After months of arguing with God, I found myself applying to seminary and moving to Atlanta all in the span of two weeks! Seminary was not something I had ever planned on doing. It was not even something I thought a woman could do. In seminary my eyes were opened to my naïve ways of thinking, my privileged ways of living, and my limited ways of believing. I was aware that seminary might fracture my faith, but what I did not expect was for the broken pieces to gather like a beautiful stained-glass window. From this window, my calling began to take shape.
A single unit of CPE (Clinical Pastoral Care) at Northside Hospital Atlanta was all it took for me to fulfill a course requirement in order for me to graduate. It was also all it took to realize that I had once again unexpectedly come face-to-face with a piece of my calling. This time, however, it invited me to claim my voice, pastoral authority, and identity as a chaplain. Now, two years later, I am approaching the end of my second-year residency at Northside Hospital and could not be happier with the opportunities I have had to serve patients, families, and staff.
What have been the greatest challenges you have encountered in ministry?
These past two years as a chaplain have not been easy, but they have been rewarding. The greatest challenge I had was learning that some instances call for me to focus on “being” rather than “doing” so much. I had to learn that the Holy Spirit is always at work and that it would be foolish for me to think that I have the answer for those engulfed by grief. Simply being present goes a long way, folks. I also learned the hard way that self-care is serious business. Offering compassion and loving-kindness to myself is just as important as extending it to others.
What have been your greatest sources of joy in ministry?
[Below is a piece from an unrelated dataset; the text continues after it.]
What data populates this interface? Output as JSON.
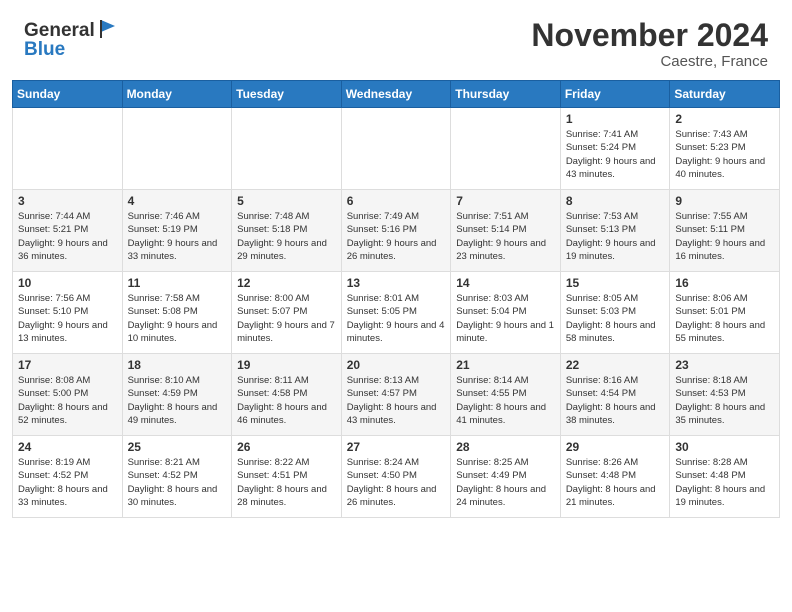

The greatest sources of joy in my experience as a chaplain are intricately paradoxical. In moments of great sorrow, pain, and distress we have the opportunity to experience an overwhelming sense of peace, comfort, and clarity. Hope intertwines itself in, out, and all around our disbelief like a ball of yarn. The grief process encourages us to slowly unravel the tightly knotted sections of ourselves and weave them gently into a new design. Lastly, (or until I can write an entire piece on chaplaincy) I have found considerable joy meeting people I never would have encountered otherwise and hearing their stories. What a pleasure it is to encounter the Holy, the Divine, and the Light in places we least expect it.